Keep the pictures out. Write out every line of the listing exactly.
>>>
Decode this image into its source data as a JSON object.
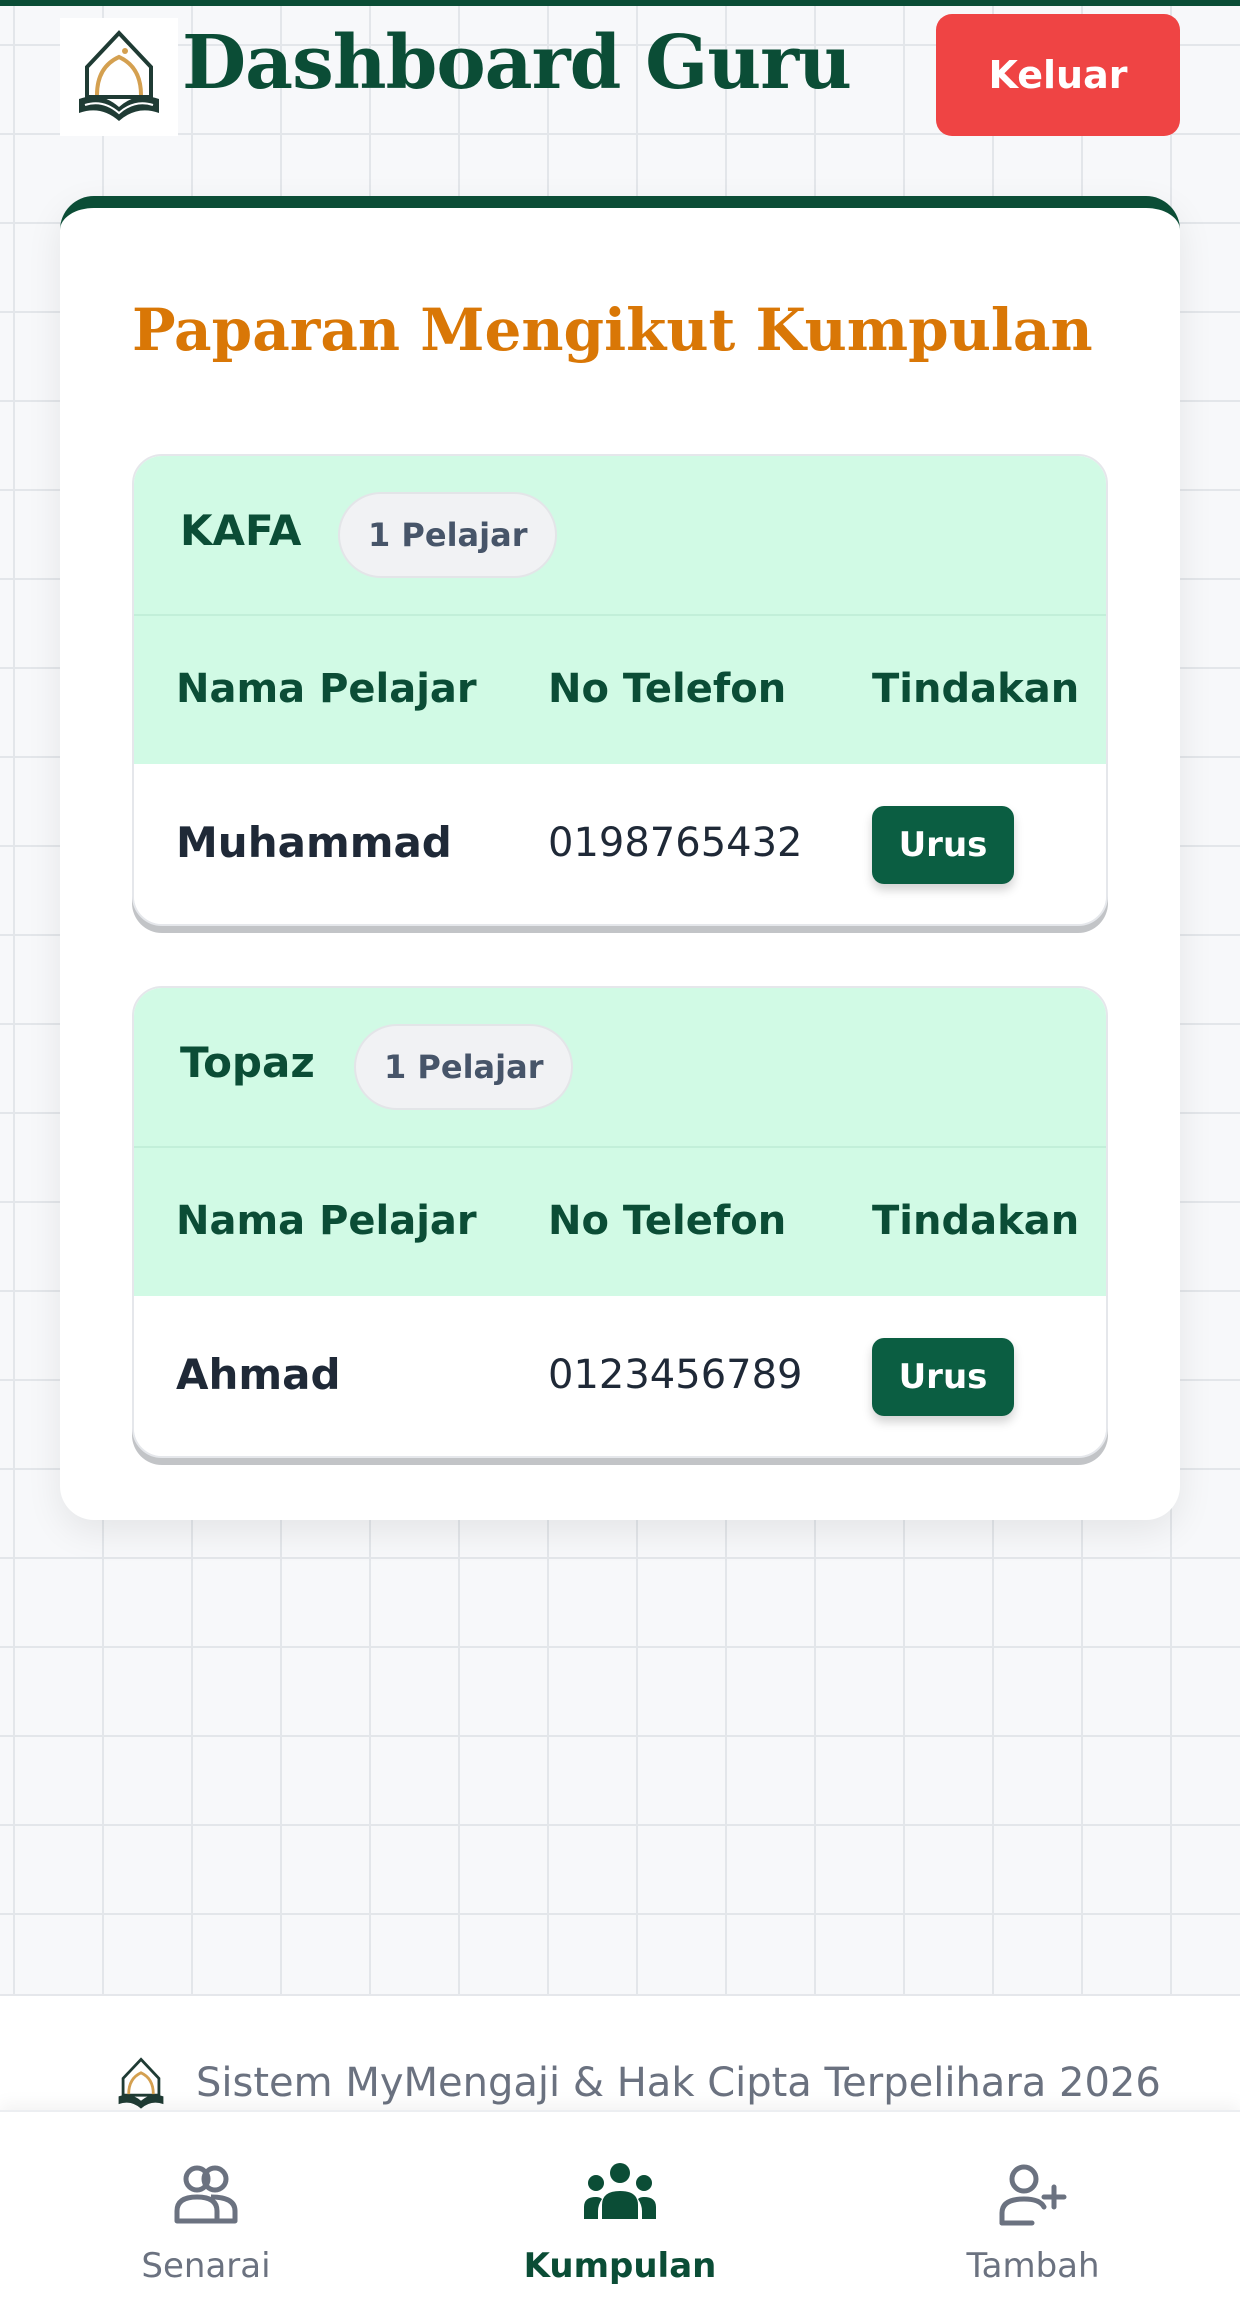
{
  "header": {
    "title": "Dashboard Guru",
    "logout_label": "Keluar"
  },
  "main": {
    "section_title": "Paparan Mengikut Kumpulan",
    "columns": [
      "Nama Pelajar",
      "No Telefon",
      "Tindakan"
    ],
    "groups": [
      {
        "name": "KAFA",
        "count_badge": "1 Pelajar",
        "rows": [
          {
            "name": "Muhammad",
            "phone": "0198765432",
            "action": "Urus"
          }
        ]
      },
      {
        "name": "Topaz",
        "count_badge": "1 Pelajar",
        "rows": [
          {
            "name": "Ahmad",
            "phone": "0123456789",
            "action": "Urus"
          }
        ]
      }
    ]
  },
  "footer": {
    "text": "Sistem MyMengaji & Hak Cipta Terpelihara 2026"
  },
  "nav": {
    "items": [
      {
        "label": "Senarai",
        "icon": "users-icon",
        "active": false
      },
      {
        "label": "Kumpulan",
        "icon": "group-icon",
        "active": true
      },
      {
        "label": "Tambah",
        "icon": "add-user-icon",
        "active": false
      }
    ]
  },
  "colors": {
    "primary": "#0b4d36",
    "accent": "#d97706",
    "danger": "#ef4444",
    "group_header_bg": "#d1fae5"
  }
}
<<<
EXERCISE RESPONSE >>
Decode this image into its source data as a JSON object.
{
  "header": {
    "title": "Dashboard Guru",
    "logout_label": "Keluar"
  },
  "main": {
    "section_title": "Paparan Mengikut Kumpulan",
    "columns": [
      "Nama Pelajar",
      "No Telefon",
      "Tindakan"
    ],
    "groups": [
      {
        "name": "KAFA",
        "count_badge": "1 Pelajar",
        "rows": [
          {
            "name": "Muhammad",
            "phone": "0198765432",
            "action": "Urus"
          }
        ]
      },
      {
        "name": "Topaz",
        "count_badge": "1 Pelajar",
        "rows": [
          {
            "name": "Ahmad",
            "phone": "0123456789",
            "action": "Urus"
          }
        ]
      }
    ]
  },
  "footer": {
    "text": "Sistem MyMengaji & Hak Cipta Terpelihara 2026"
  },
  "nav": {
    "items": [
      {
        "label": "Senarai",
        "icon": "users-icon",
        "active": false
      },
      {
        "label": "Kumpulan",
        "icon": "group-icon",
        "active": true
      },
      {
        "label": "Tambah",
        "icon": "add-user-icon",
        "active": false
      }
    ]
  },
  "colors": {
    "primary": "#0b4d36",
    "accent": "#d97706",
    "danger": "#ef4444",
    "group_header_bg": "#d1fae5"
  }
}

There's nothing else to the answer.